### Exercise instructions
Find the word "dragon" below. Copy each line that has it.

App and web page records
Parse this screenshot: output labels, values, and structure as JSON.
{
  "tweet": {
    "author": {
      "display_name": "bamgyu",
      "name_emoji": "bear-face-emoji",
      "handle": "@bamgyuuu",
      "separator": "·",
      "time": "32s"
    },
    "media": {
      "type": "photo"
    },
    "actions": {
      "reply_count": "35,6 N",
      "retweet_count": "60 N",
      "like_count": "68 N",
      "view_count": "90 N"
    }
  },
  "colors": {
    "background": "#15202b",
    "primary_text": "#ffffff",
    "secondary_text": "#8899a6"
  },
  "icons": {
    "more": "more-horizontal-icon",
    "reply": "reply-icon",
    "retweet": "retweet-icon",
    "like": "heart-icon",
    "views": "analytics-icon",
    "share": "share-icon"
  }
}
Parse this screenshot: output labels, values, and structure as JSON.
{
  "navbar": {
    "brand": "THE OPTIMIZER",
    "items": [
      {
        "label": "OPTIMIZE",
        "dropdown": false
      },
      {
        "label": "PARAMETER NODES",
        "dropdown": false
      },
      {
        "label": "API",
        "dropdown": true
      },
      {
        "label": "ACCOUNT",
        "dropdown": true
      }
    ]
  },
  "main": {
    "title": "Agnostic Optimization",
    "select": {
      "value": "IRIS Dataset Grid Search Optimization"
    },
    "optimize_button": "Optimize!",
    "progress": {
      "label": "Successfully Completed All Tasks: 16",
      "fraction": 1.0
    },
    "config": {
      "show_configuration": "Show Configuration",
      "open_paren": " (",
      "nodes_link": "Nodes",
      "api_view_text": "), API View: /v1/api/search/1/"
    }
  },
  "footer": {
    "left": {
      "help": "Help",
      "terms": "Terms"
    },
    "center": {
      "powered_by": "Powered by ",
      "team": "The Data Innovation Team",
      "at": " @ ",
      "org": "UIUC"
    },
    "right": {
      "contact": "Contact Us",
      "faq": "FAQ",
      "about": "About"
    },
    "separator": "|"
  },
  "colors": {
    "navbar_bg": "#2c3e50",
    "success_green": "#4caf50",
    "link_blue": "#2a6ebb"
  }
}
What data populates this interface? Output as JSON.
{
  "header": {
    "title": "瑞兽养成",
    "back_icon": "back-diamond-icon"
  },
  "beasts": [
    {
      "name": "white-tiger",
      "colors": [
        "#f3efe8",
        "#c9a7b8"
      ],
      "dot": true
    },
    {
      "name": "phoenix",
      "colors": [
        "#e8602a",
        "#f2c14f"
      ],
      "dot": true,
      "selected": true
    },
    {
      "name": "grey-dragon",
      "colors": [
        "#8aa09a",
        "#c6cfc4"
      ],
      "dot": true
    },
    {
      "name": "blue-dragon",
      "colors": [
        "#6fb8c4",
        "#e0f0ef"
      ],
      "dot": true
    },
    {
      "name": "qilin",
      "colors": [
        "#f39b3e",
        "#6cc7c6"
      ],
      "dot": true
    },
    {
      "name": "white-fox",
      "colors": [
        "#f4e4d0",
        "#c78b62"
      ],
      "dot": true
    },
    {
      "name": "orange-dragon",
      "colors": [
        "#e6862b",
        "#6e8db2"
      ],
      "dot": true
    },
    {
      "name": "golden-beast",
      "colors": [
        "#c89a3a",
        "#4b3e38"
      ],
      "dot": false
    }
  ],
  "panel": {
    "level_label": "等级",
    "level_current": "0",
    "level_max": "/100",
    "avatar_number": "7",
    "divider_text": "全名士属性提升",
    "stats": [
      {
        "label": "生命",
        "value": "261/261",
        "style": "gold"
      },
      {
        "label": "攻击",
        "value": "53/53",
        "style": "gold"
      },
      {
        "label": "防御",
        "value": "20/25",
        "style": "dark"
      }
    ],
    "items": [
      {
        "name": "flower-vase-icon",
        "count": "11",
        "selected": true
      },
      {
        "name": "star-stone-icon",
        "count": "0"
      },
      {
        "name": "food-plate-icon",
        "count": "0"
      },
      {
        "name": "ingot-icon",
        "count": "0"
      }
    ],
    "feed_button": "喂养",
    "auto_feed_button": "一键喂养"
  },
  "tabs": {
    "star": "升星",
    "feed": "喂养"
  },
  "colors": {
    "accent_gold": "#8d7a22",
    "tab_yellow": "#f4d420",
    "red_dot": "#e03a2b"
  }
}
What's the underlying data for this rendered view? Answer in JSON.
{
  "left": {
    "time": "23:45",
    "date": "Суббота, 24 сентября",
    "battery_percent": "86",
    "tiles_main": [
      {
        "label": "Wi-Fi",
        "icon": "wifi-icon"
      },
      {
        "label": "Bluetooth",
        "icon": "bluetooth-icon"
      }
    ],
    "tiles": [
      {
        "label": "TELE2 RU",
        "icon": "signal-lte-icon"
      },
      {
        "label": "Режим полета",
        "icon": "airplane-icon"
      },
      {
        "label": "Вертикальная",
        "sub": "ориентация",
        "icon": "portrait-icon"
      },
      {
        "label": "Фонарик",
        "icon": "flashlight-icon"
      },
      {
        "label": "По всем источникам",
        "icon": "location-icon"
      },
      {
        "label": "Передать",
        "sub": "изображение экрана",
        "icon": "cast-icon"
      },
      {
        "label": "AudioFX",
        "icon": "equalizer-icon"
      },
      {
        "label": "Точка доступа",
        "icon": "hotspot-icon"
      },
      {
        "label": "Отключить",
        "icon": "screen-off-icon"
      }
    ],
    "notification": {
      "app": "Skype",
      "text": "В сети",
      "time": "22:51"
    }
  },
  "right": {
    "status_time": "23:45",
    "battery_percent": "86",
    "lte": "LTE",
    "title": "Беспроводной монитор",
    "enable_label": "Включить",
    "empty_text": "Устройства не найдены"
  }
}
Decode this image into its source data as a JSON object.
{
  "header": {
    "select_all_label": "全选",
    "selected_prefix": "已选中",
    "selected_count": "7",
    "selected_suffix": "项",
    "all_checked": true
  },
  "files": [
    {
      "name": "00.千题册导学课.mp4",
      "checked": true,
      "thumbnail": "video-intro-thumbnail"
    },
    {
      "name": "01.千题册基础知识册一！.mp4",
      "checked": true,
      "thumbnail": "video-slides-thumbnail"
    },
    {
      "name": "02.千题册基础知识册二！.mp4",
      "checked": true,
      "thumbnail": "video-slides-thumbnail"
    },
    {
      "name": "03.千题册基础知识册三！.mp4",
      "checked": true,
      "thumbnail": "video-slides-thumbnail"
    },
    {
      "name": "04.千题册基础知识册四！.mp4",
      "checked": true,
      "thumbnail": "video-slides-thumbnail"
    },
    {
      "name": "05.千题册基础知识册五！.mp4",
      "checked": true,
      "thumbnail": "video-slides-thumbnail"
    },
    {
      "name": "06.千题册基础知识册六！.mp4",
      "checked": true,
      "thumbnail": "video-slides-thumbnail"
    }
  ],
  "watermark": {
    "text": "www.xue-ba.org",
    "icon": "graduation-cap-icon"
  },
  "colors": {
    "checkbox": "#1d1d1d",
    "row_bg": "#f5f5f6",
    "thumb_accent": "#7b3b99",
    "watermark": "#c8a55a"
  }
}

### Your solution
      "name": "grey-dragon",
      "name": "blue-dragon",
      "name": "orange-dragon",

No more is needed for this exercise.